Comb through the entries for "content" and pull out each line that holds it.

### Excerpted data
Start of Block
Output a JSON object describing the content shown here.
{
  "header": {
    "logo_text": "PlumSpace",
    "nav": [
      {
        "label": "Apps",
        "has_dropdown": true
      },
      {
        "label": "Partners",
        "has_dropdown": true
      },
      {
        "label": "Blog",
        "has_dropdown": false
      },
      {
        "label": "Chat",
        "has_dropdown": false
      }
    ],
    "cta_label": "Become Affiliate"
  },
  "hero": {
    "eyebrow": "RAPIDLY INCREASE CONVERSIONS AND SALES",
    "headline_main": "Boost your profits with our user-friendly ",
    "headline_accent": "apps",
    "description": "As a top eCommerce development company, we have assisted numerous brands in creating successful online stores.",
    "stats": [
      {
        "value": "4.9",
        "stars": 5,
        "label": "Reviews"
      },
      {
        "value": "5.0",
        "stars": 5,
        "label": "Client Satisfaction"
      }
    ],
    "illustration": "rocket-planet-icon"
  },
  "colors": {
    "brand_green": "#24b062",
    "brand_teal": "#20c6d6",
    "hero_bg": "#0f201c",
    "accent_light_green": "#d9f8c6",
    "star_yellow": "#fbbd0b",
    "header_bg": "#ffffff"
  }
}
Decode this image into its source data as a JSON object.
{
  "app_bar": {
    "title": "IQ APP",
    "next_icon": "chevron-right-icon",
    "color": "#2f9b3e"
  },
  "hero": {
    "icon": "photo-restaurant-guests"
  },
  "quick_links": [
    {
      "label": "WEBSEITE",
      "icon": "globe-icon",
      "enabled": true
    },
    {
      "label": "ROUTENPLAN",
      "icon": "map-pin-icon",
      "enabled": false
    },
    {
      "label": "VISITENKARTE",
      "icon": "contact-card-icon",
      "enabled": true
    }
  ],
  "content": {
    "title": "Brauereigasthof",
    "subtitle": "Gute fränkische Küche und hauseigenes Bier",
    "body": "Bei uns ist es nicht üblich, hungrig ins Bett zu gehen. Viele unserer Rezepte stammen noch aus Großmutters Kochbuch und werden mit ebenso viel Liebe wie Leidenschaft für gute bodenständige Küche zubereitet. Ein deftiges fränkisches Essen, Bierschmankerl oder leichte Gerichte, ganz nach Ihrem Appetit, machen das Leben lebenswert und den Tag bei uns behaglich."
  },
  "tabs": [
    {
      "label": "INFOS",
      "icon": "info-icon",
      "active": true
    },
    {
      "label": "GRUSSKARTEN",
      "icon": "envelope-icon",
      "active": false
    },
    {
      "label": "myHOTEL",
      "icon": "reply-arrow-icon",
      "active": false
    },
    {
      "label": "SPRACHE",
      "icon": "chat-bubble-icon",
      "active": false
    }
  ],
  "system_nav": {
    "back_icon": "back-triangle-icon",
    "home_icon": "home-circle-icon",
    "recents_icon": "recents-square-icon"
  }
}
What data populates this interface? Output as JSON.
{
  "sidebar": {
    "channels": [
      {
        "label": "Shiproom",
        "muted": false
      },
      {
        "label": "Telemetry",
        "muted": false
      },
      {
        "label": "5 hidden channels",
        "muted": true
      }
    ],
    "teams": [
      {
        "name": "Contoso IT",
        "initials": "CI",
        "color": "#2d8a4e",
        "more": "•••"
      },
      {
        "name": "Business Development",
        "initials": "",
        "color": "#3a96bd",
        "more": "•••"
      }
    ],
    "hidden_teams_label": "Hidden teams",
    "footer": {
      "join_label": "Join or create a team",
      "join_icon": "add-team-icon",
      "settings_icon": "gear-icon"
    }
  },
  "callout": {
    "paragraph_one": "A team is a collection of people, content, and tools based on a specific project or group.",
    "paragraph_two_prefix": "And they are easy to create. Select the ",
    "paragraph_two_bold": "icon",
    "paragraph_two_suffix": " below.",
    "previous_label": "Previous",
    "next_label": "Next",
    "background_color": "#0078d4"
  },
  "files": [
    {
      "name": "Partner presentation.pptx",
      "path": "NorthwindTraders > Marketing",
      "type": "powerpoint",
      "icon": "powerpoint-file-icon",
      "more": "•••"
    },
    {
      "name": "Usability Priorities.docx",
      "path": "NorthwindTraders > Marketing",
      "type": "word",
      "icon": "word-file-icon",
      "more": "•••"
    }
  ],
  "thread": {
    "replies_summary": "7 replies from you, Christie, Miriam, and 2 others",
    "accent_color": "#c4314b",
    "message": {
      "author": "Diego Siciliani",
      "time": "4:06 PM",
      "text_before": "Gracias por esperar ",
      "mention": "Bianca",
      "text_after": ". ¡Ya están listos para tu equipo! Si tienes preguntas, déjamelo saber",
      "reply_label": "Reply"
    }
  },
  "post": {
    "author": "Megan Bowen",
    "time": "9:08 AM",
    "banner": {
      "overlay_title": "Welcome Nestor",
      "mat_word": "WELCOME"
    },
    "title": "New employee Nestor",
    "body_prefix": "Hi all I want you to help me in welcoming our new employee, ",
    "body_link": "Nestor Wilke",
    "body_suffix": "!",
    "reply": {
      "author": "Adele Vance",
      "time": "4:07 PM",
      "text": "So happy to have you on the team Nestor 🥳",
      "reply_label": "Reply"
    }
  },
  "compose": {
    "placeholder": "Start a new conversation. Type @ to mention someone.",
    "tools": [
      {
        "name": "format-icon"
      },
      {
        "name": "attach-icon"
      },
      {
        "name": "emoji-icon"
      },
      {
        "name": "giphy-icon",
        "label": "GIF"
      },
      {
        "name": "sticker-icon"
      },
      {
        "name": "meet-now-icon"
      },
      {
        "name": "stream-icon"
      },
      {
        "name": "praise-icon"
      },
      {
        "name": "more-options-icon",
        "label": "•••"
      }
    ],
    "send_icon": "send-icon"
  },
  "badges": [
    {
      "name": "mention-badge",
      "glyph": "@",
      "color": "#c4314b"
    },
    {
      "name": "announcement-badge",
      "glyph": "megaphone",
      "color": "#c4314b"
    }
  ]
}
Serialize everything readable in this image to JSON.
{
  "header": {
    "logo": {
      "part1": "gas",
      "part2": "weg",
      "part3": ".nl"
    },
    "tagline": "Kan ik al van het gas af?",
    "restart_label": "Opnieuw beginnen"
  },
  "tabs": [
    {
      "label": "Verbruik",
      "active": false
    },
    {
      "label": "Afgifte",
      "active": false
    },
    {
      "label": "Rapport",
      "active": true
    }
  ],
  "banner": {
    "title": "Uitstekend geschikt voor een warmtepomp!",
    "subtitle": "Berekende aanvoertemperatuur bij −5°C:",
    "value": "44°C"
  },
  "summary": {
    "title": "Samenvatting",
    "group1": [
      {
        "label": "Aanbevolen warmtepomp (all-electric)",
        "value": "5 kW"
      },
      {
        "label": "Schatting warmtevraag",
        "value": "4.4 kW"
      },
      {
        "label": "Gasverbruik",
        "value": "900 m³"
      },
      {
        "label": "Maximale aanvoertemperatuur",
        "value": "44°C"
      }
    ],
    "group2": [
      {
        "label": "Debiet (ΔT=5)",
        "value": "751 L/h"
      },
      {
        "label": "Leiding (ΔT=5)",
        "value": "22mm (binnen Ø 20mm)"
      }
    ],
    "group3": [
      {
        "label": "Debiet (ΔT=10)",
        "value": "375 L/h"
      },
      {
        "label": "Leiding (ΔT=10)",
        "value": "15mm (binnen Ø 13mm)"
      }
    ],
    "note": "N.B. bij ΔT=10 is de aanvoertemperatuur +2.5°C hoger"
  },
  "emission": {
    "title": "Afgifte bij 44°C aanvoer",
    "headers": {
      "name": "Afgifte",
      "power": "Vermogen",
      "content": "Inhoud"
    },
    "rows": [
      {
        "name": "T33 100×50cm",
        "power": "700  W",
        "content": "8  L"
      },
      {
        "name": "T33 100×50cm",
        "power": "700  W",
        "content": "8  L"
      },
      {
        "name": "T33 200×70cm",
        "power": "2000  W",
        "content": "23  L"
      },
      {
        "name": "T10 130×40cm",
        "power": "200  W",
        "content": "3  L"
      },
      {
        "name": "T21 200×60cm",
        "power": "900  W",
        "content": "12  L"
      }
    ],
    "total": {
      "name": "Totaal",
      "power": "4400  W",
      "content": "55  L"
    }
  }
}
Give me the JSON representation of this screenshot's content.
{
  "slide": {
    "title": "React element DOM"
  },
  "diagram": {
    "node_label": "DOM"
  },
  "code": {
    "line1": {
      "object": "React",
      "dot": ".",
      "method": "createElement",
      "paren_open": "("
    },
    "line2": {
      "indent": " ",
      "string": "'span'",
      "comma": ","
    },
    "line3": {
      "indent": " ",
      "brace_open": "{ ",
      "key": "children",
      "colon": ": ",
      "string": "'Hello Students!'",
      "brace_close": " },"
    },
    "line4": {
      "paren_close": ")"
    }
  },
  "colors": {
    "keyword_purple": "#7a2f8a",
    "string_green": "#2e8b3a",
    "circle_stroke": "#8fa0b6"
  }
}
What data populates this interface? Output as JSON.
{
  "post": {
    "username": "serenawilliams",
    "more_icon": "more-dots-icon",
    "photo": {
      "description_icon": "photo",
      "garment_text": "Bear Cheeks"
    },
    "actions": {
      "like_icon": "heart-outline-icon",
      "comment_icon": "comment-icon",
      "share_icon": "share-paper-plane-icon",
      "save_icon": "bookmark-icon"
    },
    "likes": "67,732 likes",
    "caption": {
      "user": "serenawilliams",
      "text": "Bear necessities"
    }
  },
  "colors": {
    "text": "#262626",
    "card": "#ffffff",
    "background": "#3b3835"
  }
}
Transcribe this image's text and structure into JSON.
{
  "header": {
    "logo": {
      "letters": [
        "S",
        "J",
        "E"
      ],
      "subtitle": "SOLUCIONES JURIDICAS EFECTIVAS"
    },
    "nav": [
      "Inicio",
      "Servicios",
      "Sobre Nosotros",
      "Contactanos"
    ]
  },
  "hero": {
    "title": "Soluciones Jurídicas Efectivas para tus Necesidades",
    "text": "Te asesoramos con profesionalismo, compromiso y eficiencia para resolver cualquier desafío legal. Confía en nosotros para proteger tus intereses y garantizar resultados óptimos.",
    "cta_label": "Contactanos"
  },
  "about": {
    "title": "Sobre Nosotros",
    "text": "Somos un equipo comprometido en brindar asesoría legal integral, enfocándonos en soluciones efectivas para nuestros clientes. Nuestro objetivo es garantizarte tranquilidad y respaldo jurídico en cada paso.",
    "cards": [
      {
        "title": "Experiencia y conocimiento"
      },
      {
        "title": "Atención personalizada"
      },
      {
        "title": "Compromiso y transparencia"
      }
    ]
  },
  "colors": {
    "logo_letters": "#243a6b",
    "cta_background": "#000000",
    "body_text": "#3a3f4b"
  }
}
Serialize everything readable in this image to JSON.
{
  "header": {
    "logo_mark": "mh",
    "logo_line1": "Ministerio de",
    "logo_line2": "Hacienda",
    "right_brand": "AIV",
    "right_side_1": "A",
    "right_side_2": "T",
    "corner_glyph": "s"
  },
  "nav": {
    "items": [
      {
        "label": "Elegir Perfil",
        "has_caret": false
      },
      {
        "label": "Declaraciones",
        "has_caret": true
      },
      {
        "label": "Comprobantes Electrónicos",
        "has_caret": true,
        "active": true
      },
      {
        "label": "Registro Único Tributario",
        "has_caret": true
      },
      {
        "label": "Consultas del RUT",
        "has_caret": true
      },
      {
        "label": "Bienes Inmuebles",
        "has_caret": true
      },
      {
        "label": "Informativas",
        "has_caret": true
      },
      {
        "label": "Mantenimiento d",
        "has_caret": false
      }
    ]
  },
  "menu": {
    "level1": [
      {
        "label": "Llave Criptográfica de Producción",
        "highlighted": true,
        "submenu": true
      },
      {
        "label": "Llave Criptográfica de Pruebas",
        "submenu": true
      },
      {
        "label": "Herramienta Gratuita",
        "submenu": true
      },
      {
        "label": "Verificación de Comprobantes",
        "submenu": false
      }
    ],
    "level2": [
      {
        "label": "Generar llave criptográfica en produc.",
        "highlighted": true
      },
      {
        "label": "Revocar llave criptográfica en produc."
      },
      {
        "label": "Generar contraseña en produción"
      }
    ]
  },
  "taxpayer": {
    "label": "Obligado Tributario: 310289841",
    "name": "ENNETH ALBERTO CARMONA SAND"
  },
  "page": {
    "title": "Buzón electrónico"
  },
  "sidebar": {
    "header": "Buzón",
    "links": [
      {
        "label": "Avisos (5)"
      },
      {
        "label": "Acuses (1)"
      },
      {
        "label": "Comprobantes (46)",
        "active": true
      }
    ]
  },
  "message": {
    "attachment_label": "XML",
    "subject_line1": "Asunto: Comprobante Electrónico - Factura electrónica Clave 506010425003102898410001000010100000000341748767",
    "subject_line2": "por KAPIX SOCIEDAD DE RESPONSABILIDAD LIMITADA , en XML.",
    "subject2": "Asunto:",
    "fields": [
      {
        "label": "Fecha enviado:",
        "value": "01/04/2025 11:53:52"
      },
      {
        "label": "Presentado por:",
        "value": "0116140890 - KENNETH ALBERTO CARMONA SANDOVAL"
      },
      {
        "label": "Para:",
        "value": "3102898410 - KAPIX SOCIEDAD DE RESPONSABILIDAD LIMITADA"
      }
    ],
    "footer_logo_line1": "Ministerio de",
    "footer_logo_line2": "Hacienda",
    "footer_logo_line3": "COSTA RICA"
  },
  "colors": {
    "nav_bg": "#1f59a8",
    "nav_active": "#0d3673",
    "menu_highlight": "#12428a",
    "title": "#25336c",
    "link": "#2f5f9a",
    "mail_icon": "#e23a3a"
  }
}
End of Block
### Task output
Output a JSON object describing the content shown here.
  "content": {
    "paragraph_one": "A team is a collection of people, content, and tools based on a specific project or group.",
      "content": "Inhoud"
        "content": "8  L"
        "content": "8  L"
        "content": "23  L"
        "content": "3  L"
        "content": "12  L"
      "content": "55  L"
Give me the JSON representation of this screenshot's content.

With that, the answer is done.